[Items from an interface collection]

++++

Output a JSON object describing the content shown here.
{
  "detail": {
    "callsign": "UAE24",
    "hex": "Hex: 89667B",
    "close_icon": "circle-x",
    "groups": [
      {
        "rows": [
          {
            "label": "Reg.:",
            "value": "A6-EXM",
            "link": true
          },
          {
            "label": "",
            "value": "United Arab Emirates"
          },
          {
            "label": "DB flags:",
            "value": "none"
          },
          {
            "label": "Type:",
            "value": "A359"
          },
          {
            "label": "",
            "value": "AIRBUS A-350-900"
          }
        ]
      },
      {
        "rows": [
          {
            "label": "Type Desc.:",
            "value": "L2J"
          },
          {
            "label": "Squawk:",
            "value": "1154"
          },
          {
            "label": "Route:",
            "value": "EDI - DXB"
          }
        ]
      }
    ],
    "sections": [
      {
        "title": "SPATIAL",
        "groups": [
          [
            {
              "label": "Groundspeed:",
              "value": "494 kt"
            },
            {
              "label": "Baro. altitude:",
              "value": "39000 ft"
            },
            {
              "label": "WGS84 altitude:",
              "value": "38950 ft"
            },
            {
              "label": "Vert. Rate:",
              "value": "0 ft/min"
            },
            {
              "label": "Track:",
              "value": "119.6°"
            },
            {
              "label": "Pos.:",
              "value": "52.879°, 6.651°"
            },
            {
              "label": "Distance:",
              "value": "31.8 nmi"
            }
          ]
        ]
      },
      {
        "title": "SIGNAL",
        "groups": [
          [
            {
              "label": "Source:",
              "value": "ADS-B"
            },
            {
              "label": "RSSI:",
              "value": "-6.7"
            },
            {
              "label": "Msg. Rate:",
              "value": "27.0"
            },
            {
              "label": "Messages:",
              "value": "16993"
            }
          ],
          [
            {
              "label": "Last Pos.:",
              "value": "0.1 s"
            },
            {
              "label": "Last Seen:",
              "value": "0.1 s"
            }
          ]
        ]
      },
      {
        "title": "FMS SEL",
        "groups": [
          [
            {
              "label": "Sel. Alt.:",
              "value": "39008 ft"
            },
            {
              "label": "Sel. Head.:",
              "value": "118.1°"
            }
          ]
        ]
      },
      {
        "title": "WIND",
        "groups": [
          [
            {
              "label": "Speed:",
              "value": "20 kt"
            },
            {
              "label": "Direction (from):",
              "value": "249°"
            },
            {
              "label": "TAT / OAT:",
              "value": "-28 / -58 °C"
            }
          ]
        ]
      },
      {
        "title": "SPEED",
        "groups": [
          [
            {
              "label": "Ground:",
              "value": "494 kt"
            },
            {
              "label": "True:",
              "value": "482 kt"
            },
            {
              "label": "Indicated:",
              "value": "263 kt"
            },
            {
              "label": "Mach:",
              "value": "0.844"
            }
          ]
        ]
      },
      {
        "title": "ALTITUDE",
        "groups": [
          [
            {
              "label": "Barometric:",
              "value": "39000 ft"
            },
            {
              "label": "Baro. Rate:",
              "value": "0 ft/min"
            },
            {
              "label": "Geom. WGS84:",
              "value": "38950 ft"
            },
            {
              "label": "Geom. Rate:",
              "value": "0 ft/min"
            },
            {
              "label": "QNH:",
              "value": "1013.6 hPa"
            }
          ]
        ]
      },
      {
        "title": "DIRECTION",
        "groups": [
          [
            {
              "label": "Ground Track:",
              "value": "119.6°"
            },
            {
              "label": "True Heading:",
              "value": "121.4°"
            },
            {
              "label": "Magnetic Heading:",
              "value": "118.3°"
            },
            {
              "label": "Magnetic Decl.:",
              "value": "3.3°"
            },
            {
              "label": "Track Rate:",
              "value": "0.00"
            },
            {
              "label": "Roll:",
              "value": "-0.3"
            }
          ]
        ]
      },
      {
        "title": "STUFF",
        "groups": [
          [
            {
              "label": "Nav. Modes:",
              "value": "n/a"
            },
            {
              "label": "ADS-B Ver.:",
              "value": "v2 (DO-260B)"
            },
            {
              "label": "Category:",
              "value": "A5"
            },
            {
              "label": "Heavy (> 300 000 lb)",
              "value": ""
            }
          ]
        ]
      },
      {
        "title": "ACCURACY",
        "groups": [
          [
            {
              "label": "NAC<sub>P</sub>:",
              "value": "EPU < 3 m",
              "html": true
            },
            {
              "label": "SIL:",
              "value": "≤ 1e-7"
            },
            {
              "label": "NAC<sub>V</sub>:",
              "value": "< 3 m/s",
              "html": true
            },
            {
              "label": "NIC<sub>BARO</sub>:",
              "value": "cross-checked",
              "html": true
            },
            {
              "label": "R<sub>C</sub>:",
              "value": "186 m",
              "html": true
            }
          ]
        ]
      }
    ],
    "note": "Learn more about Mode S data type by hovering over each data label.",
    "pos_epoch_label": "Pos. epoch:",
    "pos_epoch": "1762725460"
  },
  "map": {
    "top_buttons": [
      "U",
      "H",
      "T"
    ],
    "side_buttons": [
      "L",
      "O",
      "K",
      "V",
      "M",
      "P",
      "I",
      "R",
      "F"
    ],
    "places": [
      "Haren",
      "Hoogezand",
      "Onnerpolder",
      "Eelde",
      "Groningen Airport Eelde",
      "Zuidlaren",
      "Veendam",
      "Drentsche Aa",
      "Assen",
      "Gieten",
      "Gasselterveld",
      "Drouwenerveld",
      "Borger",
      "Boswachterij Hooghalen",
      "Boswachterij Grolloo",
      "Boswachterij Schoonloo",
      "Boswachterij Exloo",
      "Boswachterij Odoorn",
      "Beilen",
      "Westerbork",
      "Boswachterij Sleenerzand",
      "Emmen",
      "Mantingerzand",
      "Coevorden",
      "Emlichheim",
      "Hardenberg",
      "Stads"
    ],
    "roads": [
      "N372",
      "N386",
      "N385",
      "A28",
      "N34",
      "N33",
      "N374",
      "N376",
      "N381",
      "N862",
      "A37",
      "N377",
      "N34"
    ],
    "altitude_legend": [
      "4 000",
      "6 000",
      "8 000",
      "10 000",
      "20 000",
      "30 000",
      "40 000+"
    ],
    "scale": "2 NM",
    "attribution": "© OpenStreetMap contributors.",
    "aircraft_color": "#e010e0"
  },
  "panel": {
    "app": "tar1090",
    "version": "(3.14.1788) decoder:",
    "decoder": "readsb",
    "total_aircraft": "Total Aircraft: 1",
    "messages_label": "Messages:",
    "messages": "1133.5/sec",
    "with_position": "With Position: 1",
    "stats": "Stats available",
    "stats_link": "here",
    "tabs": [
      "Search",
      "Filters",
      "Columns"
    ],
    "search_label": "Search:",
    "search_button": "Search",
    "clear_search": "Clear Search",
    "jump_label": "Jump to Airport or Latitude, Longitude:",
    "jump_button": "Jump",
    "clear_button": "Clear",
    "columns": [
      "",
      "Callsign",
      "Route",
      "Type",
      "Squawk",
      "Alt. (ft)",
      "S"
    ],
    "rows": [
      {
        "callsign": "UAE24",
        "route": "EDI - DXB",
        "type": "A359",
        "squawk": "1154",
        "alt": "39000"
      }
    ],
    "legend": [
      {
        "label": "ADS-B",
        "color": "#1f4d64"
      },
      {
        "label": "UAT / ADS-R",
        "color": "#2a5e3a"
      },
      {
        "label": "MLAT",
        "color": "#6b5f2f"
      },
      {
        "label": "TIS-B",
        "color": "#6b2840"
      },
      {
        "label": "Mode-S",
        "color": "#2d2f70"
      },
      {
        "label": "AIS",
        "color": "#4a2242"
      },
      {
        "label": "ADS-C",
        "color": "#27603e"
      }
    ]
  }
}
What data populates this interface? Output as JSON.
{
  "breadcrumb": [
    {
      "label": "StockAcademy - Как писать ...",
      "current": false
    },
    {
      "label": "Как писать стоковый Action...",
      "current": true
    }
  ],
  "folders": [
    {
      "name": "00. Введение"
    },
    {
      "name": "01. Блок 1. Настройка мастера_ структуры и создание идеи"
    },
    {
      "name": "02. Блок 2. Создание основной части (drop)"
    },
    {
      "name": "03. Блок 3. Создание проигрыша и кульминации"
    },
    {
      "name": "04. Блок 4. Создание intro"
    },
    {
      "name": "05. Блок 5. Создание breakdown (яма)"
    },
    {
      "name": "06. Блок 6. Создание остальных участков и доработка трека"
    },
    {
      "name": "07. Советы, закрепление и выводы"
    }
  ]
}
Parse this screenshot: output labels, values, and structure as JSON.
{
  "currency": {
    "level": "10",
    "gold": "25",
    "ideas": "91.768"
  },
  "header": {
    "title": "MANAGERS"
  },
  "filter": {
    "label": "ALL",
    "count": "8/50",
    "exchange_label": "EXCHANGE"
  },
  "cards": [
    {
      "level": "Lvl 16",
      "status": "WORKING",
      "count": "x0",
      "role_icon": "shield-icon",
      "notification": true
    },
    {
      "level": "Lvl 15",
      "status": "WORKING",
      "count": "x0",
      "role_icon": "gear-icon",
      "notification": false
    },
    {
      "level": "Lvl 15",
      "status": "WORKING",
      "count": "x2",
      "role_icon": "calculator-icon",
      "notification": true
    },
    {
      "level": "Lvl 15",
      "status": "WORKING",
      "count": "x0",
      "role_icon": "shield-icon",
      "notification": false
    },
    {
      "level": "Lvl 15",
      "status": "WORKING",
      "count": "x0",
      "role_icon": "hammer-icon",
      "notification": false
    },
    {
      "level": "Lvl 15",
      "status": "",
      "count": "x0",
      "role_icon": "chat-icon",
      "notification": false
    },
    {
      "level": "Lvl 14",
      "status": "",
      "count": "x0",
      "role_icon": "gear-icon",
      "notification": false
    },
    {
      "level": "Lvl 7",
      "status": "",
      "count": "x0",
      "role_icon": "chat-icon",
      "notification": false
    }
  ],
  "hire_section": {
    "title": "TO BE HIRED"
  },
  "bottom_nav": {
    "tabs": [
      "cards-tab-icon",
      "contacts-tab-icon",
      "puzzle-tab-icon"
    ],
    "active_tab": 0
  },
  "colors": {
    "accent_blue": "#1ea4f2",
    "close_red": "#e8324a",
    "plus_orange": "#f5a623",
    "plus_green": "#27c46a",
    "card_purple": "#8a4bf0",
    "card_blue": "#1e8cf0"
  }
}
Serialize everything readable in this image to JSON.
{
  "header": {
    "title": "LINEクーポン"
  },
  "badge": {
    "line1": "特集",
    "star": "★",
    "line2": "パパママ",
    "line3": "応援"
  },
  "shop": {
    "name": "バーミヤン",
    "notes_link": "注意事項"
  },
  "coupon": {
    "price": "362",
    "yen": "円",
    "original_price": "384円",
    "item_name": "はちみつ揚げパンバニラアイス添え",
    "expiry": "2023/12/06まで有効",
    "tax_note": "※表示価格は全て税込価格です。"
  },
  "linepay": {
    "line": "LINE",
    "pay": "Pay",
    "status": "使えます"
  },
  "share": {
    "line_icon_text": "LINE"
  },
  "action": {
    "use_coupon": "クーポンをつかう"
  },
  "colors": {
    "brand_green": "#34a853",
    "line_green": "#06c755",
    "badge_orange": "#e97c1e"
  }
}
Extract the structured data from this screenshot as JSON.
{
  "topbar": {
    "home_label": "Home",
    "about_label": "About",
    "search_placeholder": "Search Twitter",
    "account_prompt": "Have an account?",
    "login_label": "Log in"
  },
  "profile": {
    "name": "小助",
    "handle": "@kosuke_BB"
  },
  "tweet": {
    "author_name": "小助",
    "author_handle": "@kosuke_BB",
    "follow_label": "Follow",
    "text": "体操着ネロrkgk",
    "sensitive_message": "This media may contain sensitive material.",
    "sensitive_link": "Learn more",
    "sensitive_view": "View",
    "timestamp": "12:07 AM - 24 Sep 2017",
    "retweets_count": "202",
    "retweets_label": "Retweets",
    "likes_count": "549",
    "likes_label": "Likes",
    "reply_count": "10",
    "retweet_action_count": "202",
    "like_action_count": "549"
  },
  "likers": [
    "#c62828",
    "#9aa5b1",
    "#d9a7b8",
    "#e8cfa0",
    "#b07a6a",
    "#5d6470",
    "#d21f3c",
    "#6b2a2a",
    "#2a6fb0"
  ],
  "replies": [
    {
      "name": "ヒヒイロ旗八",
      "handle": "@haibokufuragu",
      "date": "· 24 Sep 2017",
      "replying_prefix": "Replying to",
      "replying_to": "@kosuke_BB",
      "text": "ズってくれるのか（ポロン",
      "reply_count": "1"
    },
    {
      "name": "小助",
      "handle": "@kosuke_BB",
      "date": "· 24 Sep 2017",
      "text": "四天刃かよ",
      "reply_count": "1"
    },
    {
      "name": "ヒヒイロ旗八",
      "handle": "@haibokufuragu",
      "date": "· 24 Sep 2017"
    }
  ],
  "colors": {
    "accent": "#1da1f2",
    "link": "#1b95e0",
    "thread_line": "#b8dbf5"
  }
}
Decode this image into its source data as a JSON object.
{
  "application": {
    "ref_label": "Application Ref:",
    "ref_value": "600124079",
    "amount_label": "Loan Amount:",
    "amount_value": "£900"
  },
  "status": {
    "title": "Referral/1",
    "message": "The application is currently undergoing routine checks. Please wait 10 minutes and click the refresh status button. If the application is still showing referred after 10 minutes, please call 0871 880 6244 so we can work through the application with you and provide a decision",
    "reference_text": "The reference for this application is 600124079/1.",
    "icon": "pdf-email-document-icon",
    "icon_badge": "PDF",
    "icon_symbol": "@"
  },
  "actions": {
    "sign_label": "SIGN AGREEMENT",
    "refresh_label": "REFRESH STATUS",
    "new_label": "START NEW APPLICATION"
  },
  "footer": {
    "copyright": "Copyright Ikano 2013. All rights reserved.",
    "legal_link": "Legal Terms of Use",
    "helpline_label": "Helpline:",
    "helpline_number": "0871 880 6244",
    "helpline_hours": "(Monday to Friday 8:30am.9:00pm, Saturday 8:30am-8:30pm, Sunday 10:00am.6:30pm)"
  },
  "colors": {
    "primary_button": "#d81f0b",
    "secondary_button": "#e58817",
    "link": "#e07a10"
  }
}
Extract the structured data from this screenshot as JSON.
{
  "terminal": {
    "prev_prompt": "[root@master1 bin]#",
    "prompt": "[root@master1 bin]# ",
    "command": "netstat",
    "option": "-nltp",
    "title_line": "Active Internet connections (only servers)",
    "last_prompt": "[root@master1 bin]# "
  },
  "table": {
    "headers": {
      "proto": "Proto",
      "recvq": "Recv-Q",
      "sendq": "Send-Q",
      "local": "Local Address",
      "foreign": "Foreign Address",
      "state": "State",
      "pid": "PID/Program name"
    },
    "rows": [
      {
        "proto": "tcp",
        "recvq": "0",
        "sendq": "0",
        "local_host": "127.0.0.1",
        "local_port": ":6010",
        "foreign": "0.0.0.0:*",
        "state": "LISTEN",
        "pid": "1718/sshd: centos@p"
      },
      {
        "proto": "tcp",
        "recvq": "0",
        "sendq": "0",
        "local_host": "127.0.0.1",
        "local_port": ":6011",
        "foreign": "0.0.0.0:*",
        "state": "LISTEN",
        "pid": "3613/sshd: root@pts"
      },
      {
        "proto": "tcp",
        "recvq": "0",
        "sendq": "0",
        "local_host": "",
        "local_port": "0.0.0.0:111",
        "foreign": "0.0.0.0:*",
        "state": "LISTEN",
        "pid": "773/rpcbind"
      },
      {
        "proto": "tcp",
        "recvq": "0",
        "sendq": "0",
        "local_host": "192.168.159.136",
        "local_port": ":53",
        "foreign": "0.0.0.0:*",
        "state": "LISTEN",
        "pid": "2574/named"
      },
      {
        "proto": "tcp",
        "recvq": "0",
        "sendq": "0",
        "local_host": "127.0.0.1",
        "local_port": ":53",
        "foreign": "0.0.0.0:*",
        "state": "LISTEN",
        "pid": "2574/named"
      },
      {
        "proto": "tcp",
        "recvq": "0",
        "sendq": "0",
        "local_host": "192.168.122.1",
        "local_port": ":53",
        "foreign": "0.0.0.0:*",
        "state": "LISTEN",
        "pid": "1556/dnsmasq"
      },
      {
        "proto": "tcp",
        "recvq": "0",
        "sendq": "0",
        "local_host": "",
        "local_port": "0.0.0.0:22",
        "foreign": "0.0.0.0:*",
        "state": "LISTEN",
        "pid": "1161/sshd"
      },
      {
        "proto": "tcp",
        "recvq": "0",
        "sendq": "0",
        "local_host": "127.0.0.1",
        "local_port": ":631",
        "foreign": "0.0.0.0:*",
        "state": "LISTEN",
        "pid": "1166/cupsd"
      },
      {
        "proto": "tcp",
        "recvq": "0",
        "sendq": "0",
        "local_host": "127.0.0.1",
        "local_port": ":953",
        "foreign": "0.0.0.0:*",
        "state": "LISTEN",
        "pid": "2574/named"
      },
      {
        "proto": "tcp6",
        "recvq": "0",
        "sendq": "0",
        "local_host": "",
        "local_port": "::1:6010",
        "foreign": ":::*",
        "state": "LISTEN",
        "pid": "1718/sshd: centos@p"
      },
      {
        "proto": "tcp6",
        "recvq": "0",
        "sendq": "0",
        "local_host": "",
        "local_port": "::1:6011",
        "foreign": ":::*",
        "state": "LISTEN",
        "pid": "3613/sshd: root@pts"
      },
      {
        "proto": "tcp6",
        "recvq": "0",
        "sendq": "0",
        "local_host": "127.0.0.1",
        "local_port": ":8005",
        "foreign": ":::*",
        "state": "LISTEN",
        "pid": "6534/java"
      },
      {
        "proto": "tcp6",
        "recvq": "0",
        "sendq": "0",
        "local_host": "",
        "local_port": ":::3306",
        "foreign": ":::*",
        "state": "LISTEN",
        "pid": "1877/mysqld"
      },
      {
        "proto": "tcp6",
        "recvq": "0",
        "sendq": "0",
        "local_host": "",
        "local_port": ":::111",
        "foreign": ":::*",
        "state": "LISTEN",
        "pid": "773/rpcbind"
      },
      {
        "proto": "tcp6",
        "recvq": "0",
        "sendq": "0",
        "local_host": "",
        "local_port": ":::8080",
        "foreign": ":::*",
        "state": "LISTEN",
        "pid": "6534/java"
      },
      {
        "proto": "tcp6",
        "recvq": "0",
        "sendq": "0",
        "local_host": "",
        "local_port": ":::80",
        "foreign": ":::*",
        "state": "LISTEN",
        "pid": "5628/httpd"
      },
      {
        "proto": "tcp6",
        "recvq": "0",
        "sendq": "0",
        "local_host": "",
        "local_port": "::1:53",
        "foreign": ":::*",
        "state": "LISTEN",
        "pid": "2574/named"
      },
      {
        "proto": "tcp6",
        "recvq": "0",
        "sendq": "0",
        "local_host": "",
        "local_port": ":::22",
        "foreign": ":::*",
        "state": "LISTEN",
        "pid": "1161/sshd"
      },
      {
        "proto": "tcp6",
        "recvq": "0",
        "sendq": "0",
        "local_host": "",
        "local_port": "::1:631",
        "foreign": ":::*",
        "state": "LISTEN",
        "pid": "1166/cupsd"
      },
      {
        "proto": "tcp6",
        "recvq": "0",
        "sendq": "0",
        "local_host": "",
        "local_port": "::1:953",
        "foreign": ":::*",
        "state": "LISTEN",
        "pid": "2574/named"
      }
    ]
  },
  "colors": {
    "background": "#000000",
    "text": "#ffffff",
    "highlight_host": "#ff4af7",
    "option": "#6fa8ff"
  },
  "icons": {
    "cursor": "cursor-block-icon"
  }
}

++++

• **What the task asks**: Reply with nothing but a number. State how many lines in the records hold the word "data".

• **Result for this task**: 5